[Start of Attachment]

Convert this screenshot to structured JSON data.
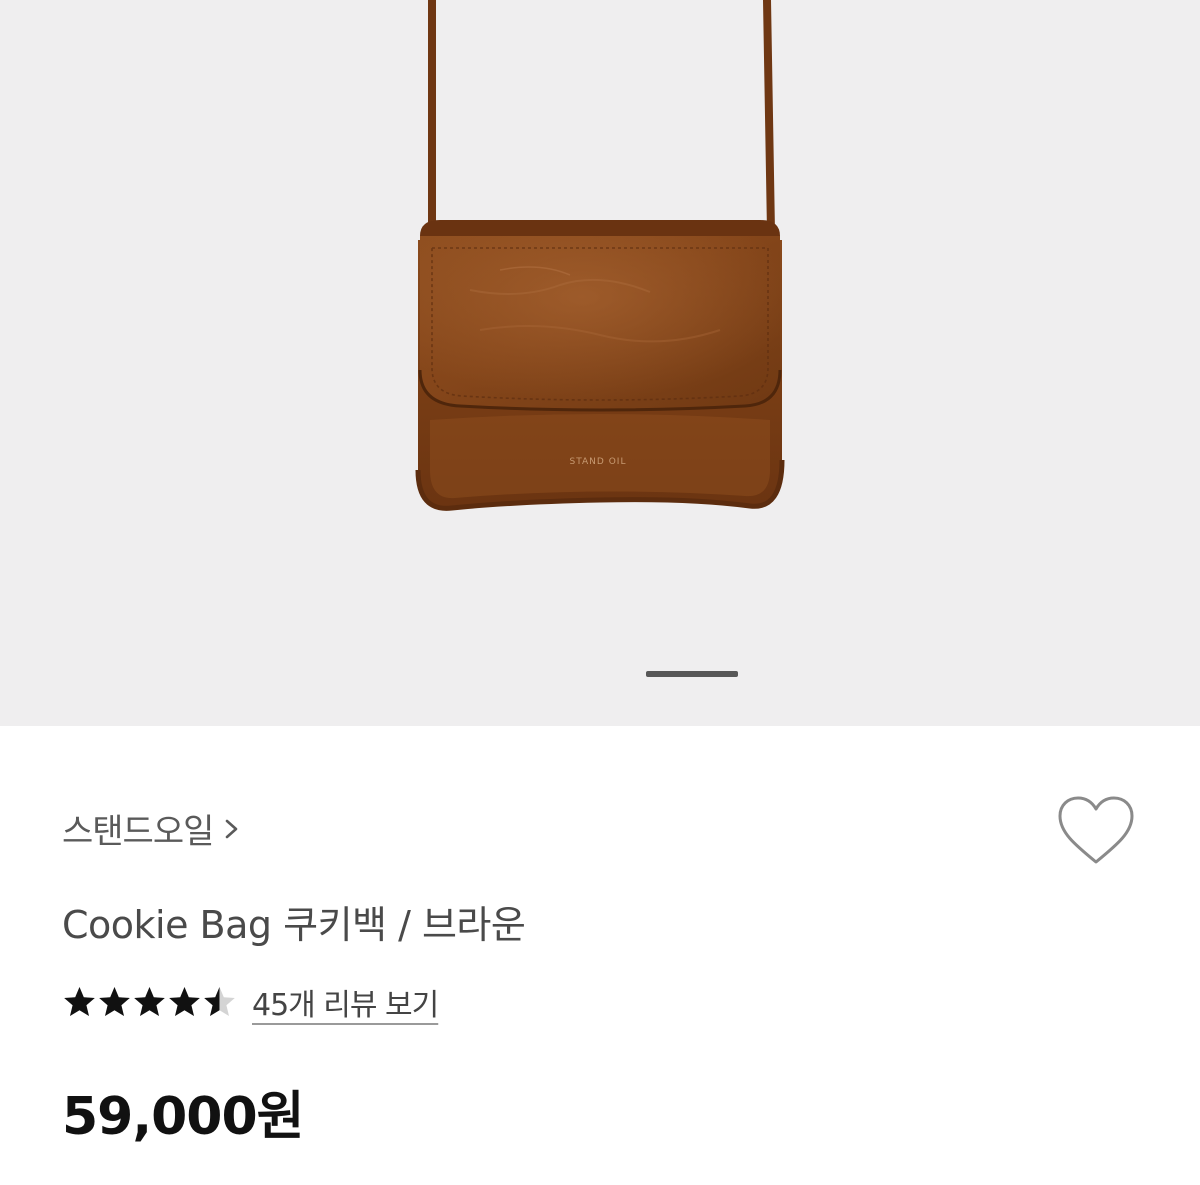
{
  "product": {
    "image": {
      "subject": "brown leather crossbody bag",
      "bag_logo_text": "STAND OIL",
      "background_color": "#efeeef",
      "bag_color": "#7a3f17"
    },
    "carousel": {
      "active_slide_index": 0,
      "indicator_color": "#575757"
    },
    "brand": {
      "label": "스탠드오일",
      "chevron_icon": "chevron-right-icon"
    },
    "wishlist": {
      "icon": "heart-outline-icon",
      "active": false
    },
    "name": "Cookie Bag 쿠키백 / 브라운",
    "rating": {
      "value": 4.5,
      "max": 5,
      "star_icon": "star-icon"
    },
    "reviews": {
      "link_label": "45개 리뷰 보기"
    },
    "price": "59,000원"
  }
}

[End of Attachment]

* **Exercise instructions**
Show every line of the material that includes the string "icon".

* **Task result**
      "chevron_icon": "chevron-right-icon"
      "icon": "heart-outline-icon",
      "star_icon": "star-icon"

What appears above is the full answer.